Can you be too driven to succeed?

Drive is often the fuel that keeps you motivated to achieve a goal. But a powerful need to succeed can be driven by a fear of failure or constantly comparing yourself to others (or a past version of yourself). The more successful you become in each step of your athletic journey, the more afraid of failure you can become. As a result, you may find yourself compromising your values - and your mental and physical health. The state of being driven can become addictive.  Being intrinsically motivated is required in any successful individual. To work hard and relentlessly pursue a goal with determination is a great quality.  Although drive can be a great thing (when you use it in the right ways), it can also lead to a single-focused mindset. When you are too driven, it can be difficult to switch "off" which can make it difficult to respect your health and well-being.  As an athlete, the competitive nature and strong discipline that can make you a great athlete may also place you at

Change your thoughts to change behaviors

What behavior (or habit) has the strongest negative impact on reaching an athletic goal? What behavior has lead you into a vicious cycle of self-sabotage? What habits have you struggled with the most? What behavior, if changed, would give you the most leverage toward improving the odds of achieving your athletic goals? Changing a behavior to reach a goal sounds simple but it actually requires a process of changing the way that you think. The idea that if you change your thoughts, you can change your behaviors sounds straightforward but many athletes go straight to behavior change and neglect working on the thoughts that influence actions.  This is why I created The Whole Athlete.  As you enter the New Year, the motivation may be high to change behaviors in order to move closer to your athletic goals. While you may have good intentions behind your behavior changes, it's not uncommon for good intentions to lead to bad outcomes.  I want to remind you that your thoughts are controlled

Introducing: The Whole Athlete 6-lesson course
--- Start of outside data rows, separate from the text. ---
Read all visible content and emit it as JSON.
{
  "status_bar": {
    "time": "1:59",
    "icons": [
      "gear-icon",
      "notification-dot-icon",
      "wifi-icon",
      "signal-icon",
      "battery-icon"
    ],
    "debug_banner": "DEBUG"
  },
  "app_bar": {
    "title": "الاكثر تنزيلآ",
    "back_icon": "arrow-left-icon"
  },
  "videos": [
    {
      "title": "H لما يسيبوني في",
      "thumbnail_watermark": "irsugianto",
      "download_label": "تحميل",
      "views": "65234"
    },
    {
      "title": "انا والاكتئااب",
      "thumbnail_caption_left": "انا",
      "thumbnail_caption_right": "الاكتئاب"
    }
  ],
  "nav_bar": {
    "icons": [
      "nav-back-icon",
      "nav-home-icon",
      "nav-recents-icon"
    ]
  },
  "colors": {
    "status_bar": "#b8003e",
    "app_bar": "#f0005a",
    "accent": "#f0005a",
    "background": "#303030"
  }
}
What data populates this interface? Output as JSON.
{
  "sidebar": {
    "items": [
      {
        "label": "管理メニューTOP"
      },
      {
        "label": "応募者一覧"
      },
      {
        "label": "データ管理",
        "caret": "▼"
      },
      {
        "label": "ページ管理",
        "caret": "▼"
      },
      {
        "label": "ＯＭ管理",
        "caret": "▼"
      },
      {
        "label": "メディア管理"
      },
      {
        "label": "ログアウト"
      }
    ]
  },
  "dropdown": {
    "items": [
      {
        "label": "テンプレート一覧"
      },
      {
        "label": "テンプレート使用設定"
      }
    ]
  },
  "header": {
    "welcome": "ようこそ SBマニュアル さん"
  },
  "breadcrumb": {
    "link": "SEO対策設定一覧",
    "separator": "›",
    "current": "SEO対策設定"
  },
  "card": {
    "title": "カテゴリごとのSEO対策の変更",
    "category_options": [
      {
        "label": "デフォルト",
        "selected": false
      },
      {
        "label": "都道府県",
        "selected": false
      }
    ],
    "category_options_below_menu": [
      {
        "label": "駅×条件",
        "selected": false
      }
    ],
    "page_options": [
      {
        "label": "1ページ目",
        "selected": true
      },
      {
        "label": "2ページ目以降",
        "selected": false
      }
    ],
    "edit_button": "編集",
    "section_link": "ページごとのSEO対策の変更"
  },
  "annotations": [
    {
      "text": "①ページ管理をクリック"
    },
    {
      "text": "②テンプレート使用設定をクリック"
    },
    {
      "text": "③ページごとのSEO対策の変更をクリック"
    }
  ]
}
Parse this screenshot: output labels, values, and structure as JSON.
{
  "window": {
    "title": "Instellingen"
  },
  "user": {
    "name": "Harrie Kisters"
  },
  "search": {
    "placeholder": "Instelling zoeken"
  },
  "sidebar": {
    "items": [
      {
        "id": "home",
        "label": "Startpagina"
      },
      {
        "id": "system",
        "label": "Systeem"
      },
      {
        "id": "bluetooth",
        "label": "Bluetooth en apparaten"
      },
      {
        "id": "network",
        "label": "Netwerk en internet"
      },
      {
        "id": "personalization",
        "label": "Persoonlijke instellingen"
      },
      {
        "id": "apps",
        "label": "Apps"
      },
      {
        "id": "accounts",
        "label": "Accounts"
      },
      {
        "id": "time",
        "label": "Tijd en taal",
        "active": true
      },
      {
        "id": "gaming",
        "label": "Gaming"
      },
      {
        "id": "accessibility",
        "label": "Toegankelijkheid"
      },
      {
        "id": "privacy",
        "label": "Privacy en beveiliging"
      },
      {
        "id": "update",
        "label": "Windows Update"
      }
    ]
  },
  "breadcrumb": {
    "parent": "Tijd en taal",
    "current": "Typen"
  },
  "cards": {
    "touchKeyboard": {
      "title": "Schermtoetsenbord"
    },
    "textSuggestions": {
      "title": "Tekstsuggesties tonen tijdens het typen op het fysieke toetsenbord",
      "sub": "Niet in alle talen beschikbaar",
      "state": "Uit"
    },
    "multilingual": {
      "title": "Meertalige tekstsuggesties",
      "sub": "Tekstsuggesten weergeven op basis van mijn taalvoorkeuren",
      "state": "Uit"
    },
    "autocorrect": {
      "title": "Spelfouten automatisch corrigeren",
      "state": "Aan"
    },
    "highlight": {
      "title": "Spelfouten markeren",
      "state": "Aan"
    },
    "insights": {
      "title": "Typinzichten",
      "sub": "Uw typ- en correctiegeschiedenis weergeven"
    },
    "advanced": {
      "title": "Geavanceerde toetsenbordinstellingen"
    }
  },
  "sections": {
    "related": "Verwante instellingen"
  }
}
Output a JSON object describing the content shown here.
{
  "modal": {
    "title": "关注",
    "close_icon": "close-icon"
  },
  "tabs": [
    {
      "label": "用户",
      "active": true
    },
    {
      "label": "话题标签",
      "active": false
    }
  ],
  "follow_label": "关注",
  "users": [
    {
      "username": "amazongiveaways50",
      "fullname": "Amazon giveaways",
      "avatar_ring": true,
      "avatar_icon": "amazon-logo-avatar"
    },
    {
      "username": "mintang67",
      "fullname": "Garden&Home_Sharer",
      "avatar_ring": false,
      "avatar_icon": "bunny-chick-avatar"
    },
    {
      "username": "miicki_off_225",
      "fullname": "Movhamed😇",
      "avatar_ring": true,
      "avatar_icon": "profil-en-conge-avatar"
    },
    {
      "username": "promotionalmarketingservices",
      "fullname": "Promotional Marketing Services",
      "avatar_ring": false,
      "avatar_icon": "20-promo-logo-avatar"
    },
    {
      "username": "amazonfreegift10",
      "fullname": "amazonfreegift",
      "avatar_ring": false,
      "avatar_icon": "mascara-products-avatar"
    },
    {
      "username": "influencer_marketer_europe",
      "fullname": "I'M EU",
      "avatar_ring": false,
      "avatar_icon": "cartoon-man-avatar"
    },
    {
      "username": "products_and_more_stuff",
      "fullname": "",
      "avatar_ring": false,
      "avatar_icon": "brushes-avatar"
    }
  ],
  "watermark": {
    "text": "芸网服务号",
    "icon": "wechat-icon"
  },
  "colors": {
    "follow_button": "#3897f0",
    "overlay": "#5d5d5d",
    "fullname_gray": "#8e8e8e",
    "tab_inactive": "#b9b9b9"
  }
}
  Over the past few years, I've worked with over 250 athletes from all over the world on nutrition. From daily to sport nutrition and everything in between, I've learned that many athletes struggle with food and body image. Often at the root of having a poor body image and unhealthy relationship with food is the belief that "the lighter or leaner I am, the better I'll perform."  Many athletes come to me with good intentions when wanting to change the way that they eat or look. As a Board Certified Sport Dietitian, I can confidently tell you that there are healthy ways to improve eating habits to optimize sport performance by changing body composition. But the methods for changing body composition - especially for a performance boost -  should never require dieting, restrictive eating, underfueling and excessive exercise. Sadly, this isn't the case. Far too many athletes are not eating enough to fuel their body for sport performance. Influencing factors for int